Child deaths in autos on decline

ALBANY HERALD EDITORIAL: Per capita deaths of children in traffic wrecks drops 43 percent 2002-2011

A report Tuesday by the Centers for Disease Control and Prevention found that traveling in cars has gotten dramatically less deadly for children over a 10-year period, but also showed that about a third of the more than 9,000 children who died during the study period weren’t properly buckled in.

Another note of concern was that the incidents of child deaths in vehicles in which they were unsecured with seat belts or protective car seats over the period from 2002 until 2011 were much higher for African-American and Hispanic children than white children.

According to a report Tuesday by Reuters News Service, the CDC study based on data from the National Highway Traffic Safety Administration examined deaths for the period for children up to 12 years old. During that time, 9,182 children died in car wrecks, but the number dropped sharply from 2002, when there were 2.2 per capita, to 2011, when there were 1.2 deaths per 100,000 people.

“The good news is motor vehicle deaths decreased by 43 percent over the past decade for children age 12 and younger. The tragic news is still with that decrease, more than 9,000 kids were killed on the road in this period,” CDC Director Thomas Frieden told reporters in a telephone news conference reported Tuesday by Reuters. “Thousands of children are at risk on the road because they are not buckled up.”

With that many deaths coming to children who were not being protected by safety belts or safety seats, CDC officials said many more deaths likely could be prevented by employing those measures.

Also, of the more than 9,000 deaths during the 10-year period, the percentage of children who were not buckled in or in a protective car seat when they died was much higher for African Americans and Hispanics. About one in four of white children who died (26 percent) were not properly restrained. The percentage was approaching one-half of deaths for African Americans (45 percent) and Hispanics (46 percent).

The study didn’t delve into why the percentages for minorities are so much higher. It does, however, indicate to us that a better job of education is needed in those areas. And it turns out adults need to be reminded that older children still need to be buckled in.

That’s because the CDC report found that seat belt/car seat use among children 7 years old and younger was up 3 percent, from 88 percent compliance in 2002 to 91 percent in 2011, older children are not as likely to be buckled in.

A parent’s biggest concern — and the biggest of any adult operating a motor vehicle, for that matter — always should be the safety of children who are passengers. And a big part of that is ensuring that the child or children are being protected in the manner appropriate for their ages.

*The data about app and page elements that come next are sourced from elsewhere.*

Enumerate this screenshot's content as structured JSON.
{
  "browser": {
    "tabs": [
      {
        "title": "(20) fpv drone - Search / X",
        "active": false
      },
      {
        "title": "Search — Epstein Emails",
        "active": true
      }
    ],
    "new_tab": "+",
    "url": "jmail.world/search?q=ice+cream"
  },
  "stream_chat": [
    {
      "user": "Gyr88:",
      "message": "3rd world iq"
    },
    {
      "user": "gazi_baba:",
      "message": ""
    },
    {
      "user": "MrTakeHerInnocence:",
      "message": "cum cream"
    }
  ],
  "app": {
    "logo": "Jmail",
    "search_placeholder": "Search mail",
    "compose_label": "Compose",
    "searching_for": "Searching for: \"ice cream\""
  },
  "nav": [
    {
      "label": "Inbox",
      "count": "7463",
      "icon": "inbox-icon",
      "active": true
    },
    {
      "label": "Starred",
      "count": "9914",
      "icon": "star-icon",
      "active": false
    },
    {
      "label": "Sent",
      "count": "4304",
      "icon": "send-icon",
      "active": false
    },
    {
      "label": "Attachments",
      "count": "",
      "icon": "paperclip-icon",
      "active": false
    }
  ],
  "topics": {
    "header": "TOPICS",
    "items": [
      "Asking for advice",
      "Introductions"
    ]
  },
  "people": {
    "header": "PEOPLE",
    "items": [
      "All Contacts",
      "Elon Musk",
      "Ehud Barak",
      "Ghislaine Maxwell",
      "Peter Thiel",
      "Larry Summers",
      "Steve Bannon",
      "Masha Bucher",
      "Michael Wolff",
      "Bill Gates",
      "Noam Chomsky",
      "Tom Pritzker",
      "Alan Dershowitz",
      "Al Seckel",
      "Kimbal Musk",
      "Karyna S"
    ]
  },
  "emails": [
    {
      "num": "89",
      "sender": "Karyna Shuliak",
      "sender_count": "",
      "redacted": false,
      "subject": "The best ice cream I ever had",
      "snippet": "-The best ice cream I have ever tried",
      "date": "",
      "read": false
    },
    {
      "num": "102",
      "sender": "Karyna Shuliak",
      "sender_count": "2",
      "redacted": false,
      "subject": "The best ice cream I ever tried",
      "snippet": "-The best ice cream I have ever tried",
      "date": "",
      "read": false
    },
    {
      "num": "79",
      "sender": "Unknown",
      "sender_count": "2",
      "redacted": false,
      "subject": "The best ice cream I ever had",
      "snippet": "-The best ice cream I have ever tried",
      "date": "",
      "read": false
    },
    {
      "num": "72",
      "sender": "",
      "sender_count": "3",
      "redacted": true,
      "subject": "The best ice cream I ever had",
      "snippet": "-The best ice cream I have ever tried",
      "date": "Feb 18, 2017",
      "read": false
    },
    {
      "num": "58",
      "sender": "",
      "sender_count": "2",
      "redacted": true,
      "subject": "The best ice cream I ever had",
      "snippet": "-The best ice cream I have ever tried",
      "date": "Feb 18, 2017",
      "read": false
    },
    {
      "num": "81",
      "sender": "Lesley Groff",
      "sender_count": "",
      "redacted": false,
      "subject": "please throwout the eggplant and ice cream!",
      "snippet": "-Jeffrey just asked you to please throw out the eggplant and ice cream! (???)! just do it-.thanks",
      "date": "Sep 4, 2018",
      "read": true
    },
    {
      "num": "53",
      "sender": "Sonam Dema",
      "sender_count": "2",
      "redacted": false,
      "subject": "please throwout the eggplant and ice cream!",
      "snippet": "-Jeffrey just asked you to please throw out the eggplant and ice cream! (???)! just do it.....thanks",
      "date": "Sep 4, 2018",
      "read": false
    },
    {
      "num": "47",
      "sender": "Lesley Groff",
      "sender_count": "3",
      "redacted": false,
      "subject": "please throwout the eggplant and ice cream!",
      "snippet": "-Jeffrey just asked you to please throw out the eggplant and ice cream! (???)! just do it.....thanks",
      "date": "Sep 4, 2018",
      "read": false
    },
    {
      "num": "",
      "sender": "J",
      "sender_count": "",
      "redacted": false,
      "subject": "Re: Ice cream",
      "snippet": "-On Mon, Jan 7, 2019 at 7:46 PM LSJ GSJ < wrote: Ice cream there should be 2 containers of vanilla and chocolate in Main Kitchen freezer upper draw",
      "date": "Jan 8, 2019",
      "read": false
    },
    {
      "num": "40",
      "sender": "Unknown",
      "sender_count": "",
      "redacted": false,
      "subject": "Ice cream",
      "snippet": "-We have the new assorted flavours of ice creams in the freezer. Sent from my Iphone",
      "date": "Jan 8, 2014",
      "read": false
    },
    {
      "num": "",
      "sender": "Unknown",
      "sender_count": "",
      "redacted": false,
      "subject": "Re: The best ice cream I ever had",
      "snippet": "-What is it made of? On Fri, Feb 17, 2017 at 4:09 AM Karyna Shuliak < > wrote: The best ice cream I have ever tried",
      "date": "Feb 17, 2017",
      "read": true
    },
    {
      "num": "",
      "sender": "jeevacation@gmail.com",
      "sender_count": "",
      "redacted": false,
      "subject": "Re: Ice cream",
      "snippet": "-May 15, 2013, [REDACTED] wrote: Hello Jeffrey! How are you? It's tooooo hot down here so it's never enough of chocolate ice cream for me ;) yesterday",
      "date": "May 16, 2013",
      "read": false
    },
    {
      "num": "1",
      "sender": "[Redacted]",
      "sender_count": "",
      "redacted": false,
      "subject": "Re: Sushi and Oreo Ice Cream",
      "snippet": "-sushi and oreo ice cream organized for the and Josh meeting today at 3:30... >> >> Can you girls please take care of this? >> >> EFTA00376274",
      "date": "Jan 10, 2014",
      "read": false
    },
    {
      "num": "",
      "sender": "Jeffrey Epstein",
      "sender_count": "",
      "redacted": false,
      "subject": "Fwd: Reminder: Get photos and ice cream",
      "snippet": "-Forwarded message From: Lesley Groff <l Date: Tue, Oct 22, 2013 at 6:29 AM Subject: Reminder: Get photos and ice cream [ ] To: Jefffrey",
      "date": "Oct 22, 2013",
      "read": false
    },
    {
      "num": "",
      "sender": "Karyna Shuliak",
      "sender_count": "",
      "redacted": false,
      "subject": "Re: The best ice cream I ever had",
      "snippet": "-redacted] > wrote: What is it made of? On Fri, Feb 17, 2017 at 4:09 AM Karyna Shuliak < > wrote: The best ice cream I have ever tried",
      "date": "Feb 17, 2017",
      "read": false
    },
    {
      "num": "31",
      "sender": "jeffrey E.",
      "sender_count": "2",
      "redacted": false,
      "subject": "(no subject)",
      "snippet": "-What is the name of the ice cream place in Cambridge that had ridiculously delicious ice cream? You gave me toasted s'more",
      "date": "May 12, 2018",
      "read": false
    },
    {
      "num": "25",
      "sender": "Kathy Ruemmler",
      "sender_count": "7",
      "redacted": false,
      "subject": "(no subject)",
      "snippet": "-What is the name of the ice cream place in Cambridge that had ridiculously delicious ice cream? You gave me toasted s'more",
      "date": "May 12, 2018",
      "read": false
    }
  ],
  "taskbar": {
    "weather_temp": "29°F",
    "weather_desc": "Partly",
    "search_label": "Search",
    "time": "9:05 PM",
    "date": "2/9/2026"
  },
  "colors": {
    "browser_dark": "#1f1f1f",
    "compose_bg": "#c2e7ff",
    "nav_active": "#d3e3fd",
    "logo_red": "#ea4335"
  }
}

The CDC says an infant under 2 years old should be in a rear-facing, secured car seat, then move to a front-facing car seat until they reach their fifth birthday or have reached the upper limit for weight or height for the older children’s seat. Kids 5 and older should use a booster seat to ensure the adult seat belts and shoulder straps in the vehicle fit them properly.

It’s easy to not take the time to perform these basic tasks when the parent or adult is “just running down to the store” or “just going a few blocks.” But the easy choice of convenience can lead to disaster and a lifetime of guilt.

Children depend on adults to do the right thing. Don’t let them down.

The Albany Herald Editorial Board